Show jumping’s ok though, each round is over in less than a minute and is more fun to watch because there’s the measurable success of how many poles the horse knocks down on his way past as well as the course builder and the clock to beat. It’s generally in a small area and is where the spectators generally gathered, often to the annoyance of the professional photographer for the day. This was a good opportunity to test out my new camera, it doesn’t (yet) have a terribly long lens, but its rapid fire mode means you can take series of photos like this:
Finally, if you haven’t been eliminated yet, there’s the cross country course. This is similar to show jumping but the jumps are solid (so you’re landing in an undignified heap if you hit them rather than just getting four faults) and it’s over a much longer distance so your horse and rider have got to be much fitter. There’s also a wider variety of jumps to contend with, including the dreaded water. This is what everybody wants to do because it’s fun, dangerous and looks cool on TV. It’s also the expensive bit, which is why most of the obstacles are named after their sponsors. The commentator must feel like a bingo caller with things like “and there sets off Number 37, with Jane Smith riding A Rather Contrived Horse Name the Third”, “getting good clearance over Toadally Clean Log Roll at One” and “looked twice at the Harwood Organic Vegetables Hazel Brush at Six”.
When I was walking back to the parking area after Berry had finished (it made me grin when Berry’s name, number and rider was announced over the PA system, Ma Poneh!) there was a perfectly calm announcement “Be aware, loose horse at Four”. Next thing I knew there was a dozen people in yellow jackets sprinting in that direction, followed by two kids on a quad bike and then a roar of a busy V8 as the St John’s 4 wheel drive ambulance crested a rise with all four wheels off the ground. All was fine as it happens, but it was still dramatic.
We didn’t win any cups that day but it was a very promising first Event and was fun to match and to see what all the work is for.
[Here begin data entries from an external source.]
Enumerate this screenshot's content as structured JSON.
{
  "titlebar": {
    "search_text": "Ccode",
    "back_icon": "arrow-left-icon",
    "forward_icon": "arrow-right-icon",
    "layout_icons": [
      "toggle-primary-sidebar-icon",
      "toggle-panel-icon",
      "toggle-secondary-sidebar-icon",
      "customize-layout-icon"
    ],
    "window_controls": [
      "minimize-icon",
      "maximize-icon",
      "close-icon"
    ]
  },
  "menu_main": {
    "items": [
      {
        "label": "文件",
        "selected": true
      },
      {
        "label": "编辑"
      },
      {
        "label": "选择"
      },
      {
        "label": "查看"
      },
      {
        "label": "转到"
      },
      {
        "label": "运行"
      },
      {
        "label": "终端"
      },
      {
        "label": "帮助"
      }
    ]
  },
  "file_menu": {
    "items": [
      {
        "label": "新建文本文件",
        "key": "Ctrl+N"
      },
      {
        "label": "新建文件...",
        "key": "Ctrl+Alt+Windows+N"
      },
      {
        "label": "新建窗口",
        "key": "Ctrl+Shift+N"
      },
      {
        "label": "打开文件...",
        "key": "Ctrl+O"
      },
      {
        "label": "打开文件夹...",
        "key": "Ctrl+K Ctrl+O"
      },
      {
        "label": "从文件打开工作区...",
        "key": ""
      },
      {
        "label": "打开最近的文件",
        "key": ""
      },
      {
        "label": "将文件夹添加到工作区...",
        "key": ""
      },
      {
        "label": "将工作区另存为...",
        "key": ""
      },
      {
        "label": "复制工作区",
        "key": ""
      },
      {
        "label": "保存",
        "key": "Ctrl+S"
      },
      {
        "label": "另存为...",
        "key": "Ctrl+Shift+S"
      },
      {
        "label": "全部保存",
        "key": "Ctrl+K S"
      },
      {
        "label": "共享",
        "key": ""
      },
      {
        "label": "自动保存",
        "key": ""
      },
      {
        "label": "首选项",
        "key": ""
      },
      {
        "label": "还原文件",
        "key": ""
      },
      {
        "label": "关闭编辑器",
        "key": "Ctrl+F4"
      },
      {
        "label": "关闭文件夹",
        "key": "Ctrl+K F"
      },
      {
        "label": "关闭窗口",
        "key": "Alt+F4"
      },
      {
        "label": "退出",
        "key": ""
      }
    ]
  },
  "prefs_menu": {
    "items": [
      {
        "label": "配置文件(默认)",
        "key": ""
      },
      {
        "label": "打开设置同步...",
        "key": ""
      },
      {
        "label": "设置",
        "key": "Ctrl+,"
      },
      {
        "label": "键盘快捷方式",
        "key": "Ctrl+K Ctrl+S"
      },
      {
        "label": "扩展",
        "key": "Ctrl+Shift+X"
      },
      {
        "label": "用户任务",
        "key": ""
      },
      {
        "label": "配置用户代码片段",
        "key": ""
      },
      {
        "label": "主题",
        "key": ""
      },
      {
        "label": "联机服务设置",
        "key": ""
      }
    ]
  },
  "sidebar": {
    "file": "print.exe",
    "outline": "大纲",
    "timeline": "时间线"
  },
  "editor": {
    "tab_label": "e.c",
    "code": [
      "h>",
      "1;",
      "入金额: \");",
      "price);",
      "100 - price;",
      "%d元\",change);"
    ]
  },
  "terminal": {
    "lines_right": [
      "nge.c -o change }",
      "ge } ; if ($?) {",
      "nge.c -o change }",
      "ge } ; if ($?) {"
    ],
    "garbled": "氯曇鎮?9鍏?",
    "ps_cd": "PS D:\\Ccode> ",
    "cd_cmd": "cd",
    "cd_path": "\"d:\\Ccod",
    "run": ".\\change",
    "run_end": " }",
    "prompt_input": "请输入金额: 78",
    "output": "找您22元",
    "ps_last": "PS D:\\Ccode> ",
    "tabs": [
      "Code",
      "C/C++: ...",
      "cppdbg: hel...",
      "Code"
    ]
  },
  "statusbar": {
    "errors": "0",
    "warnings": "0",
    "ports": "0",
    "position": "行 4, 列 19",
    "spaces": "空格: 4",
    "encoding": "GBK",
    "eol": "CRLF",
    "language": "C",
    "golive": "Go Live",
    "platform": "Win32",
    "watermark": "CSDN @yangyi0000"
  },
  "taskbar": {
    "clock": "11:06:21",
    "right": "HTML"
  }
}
I’m still not convinced that it was worth the 9 hours of gubbins, but it’s better than a similar amount of messing about for a 60 second trip round a show jumping course.